Mom took the role of head cook seriously; she felt every food group needed to be represented at dinnertime. Even when times were tough, meals were plentiful courtesy of farm grown beef in the freezer and my mother's garden on the back side of the house.
As a kid, I was embarrassed to go grocery shopping with her. She would fill up two carts. But, then again, she was feeding a small army. Later I would appreciate it, and so did my friends, the sales reps, and others who often joined us at the dinner table. One sales rep confessed he would make our farm his last stop because he knew my father was chatty and my mother would have a good meal waiting.
My mother made five pies and canned strawberry jam during my last trip to Oregon when she was alive. I remember her hooked up to oxygen but humming a tune, seldom taking breaks, and making a mess in the kitchen, something she very much enjoyed doing. When she could no longer help my father outside, cooking gave her a sense of purpose. She always made sure he came inside to a warm meal, and she always had homemade desserts on hand.
I often will lend a hand when it is time to feed our farm crew here at Bohnert Jerseys. And when I run out of ideas on what to fix and my pantry is bare, I think back to my late mother and generally can whip something up out of nothing.
When the lunch wagon shows up, the men smile big. Crowd favorites around here are meatball sandwiches and mushroom and bacon Swiss burgers. The grill and Crockpot are my friends.
What is your favorite field meal to fix?
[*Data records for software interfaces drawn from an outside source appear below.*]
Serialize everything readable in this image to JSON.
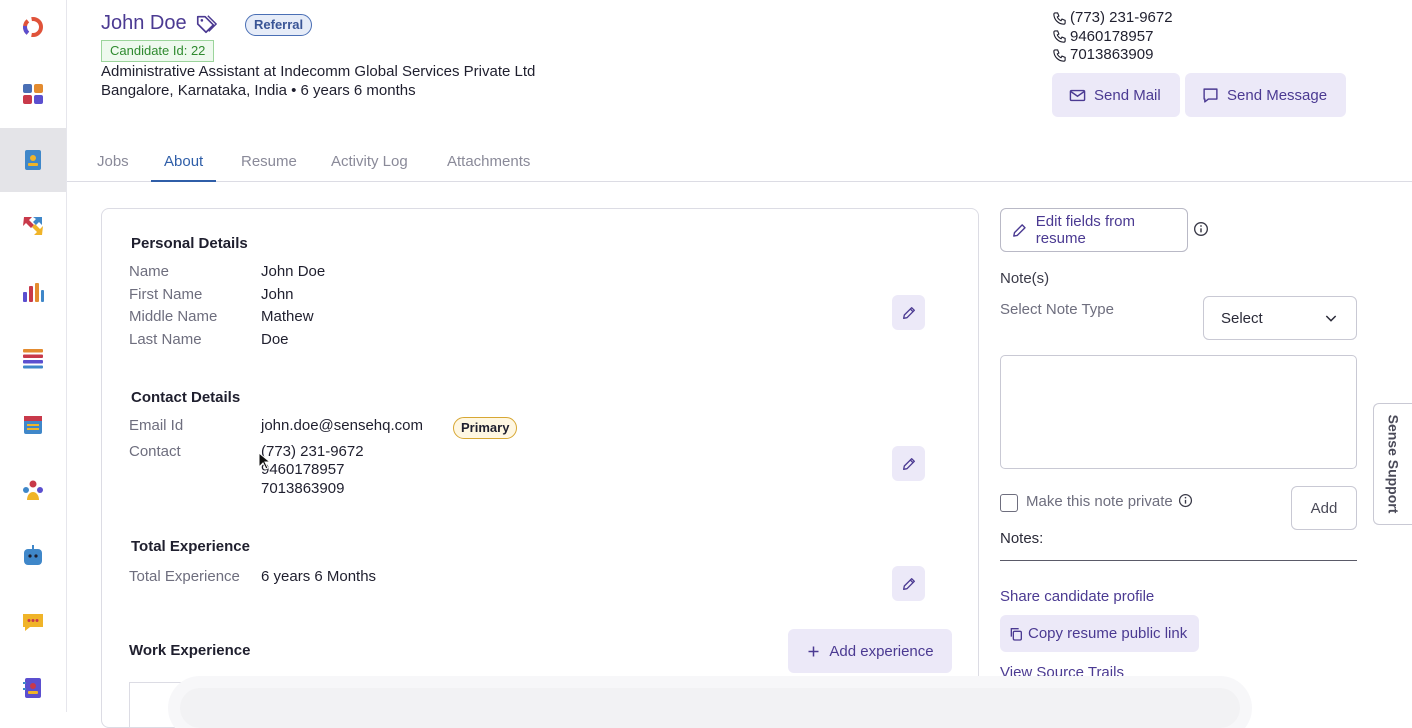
{
  "sidebar": {
    "items": [
      {
        "icon": "sense-logo-icon",
        "color": "#e0533a"
      },
      {
        "icon": "dashboard-icon",
        "color": "#4a6fb5"
      },
      {
        "icon": "candidate-profile-icon",
        "color": "#3f87c9"
      },
      {
        "icon": "workflow-arrows-icon",
        "color": "#c8394a"
      },
      {
        "icon": "analytics-bars-icon",
        "color": "#5b4fcf"
      },
      {
        "icon": "list-icon",
        "color": "#e38b2f"
      },
      {
        "icon": "calendar-icon",
        "color": "#3f87c9"
      },
      {
        "icon": "people-icon",
        "color": "#c8394a"
      },
      {
        "icon": "chatbot-icon",
        "color": "#3f87c9"
      },
      {
        "icon": "chat-bubble-icon",
        "color": "#f0b429"
      },
      {
        "icon": "contacts-book-icon",
        "color": "#5b4fcf"
      }
    ]
  },
  "header": {
    "name": "John Doe",
    "source_badge": "Referral",
    "candidate_id": "Candidate Id: 22",
    "role": "Administrative Assistant at Indecomm Global Services Private Ltd",
    "location": "Bangalore, Karnataka, India • 6 years 6 months",
    "phones": [
      "(773) 231-9672",
      "9460178957",
      "7013863909"
    ],
    "send_mail": "Send Mail",
    "send_message": "Send Message"
  },
  "tabs": [
    {
      "label": "Jobs"
    },
    {
      "label": "About"
    },
    {
      "label": "Resume"
    },
    {
      "label": "Activity Log"
    },
    {
      "label": "Attachments"
    }
  ],
  "active_tab": "About",
  "personal": {
    "title": "Personal Details",
    "rows": [
      {
        "label": "Name",
        "value": "John Doe"
      },
      {
        "label": "First Name",
        "value": "John"
      },
      {
        "label": "Middle Name",
        "value": "Mathew"
      },
      {
        "label": "Last Name",
        "value": "Doe"
      }
    ]
  },
  "contact": {
    "title": "Contact Details",
    "email_label": "Email Id",
    "email": "john.doe@sensehq.com",
    "primary_badge": "Primary",
    "contact_label": "Contact",
    "numbers": [
      "(773) 231-9672",
      "9460178957",
      "7013863909"
    ]
  },
  "experience": {
    "title": "Total Experience",
    "label": "Total Experience",
    "value": "6 years 6 Months"
  },
  "work": {
    "title": "Work Experience",
    "add_label": "Add experience"
  },
  "notes_panel": {
    "edit_fields_label": "Edit fields from resume",
    "notes_title": "Note(s)",
    "note_type_label": "Select Note Type",
    "select_value": "Select",
    "private_label": "Make this note private",
    "add_label": "Add",
    "notes_label": "Notes:",
    "share_label": "Share candidate profile",
    "copy_label": "Copy resume public link",
    "view_trails_label": "View Source Trails"
  },
  "support_label": "Sense Support",
  "colors": {
    "brand_purple": "#4b3a92",
    "tab_active": "#2f5ea8",
    "button_bg": "#ece9f8"
  }
}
Karen Bohnert is a second-generation dairy farmer, born and raised on her family dairy in Oregon and moved east after graduating from Oregon State University. Karen and her husband work in partnership with family, and they along with their three children live and work on the family's 500 Jersey cow dairy in East Moline, Ill. Karen's pride and love for dairy could fill a barn, and she actively promotes dairy anyway she can.